I don’t know. I guess it’s something of a tossup. Readers, how do you feel about this issue? Is your hospital mining EMRs for marketing purposes?

mHealth: Hospitals Develop Contagious Appetite for Dedicated Mobile Apps

Posted on April 18, 2011 I Written By

Posted: 13 Apr 2011 08:56 AM PDT

There’s a contagious outbreak at hospitals across the US.

A rapidly growing number of hospitals and medical clinics are developing and releasing their own unique dedicated mobile applications.

OhioHealth of Columbus, Ohio is the latest hospital facility to go mobile with its own smartphone application.

According to Tech Life Ohio, the app in question is a women’s health application designed to help patients easily connect with their obstetric and gynecological caregivers.

“This is something that empowers patients to be more informed when they arrive for their office visits,” said OB/GYN Andrew Bokor, MD, Grant Medical Center.

Dr. Bokor now offers the application to his patients

“It links them to our office phones, provides directions to the hospitals where we deliver and gives them information 24/7 at their fingertips about the stages of fetal development or common pregnancy-related problems such as hemorrhoids. I don’t think there is any way it won’t improve quality of women’s health care and outcomes,” Dr. Bokor says.

“So many people are going to the web for health care information that is not always reliable, where it is hard to tell the difference between fact and opinion,” says Dr. Mini Somasundaram. “The application guarantees accurate, evidence-based answers to questions such as, ‘what kind of medications can I take’ or ‘what kind of test am I supposed to have next week.’

Approximately five dozen patients began testing the mobile app last month.
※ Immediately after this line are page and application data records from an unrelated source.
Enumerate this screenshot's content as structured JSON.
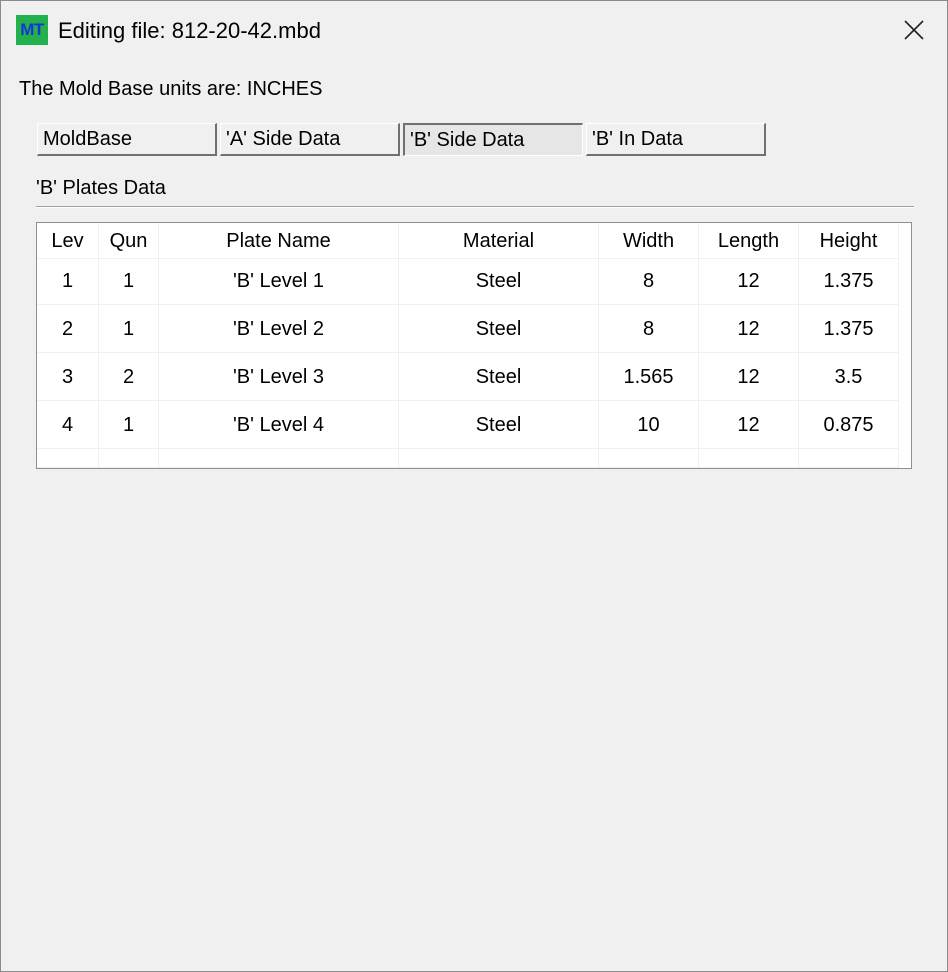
{
  "window": {
    "icon_text": "MT",
    "title": "Editing file: 812-20-42.mbd"
  },
  "units_label": "The Mold Base units are: INCHES",
  "tabs": [
    {
      "label": "MoldBase",
      "active": false
    },
    {
      "label": "'A' Side Data",
      "active": false
    },
    {
      "label": "'B' Side Data",
      "active": true
    },
    {
      "label": "'B' In Data",
      "active": false
    }
  ],
  "section_label": "'B' Plates Data",
  "table": {
    "columns": [
      "Lev",
      "Qun",
      "Plate Name",
      "Material",
      "Width",
      "Length",
      "Height"
    ],
    "rows": [
      [
        "1",
        "1",
        "'B' Level 1",
        "Steel",
        "8",
        "12",
        "1.375"
      ],
      [
        "2",
        "1",
        "'B' Level 2",
        "Steel",
        "8",
        "12",
        "1.375"
      ],
      [
        "3",
        "2",
        "'B' Level 3",
        "Steel",
        "1.565",
        "12",
        "3.5"
      ],
      [
        "4",
        "1",
        "'B' Level 4",
        "Steel",
        "10",
        "12",
        "0.875"
      ]
    ]
  }
}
OhioHealth physicians anticipate promoting the app to all of its obstetric patients by the end of April.

This type of application just makes so much sense.  Like the doctor pointed out, the first place people go to look for information is the internet, so why not provide your patients with the information so you know they are getting good stuff.

I know my wife and I looked all over the place and talked to everyone about the different stages of pregnancy and what was okay when.  It would have saved us a lot of time, and stress, if we could have gotten it straight from our doctor.

I would expect apps like this to become extremely common in the near future as people realize the good it can do.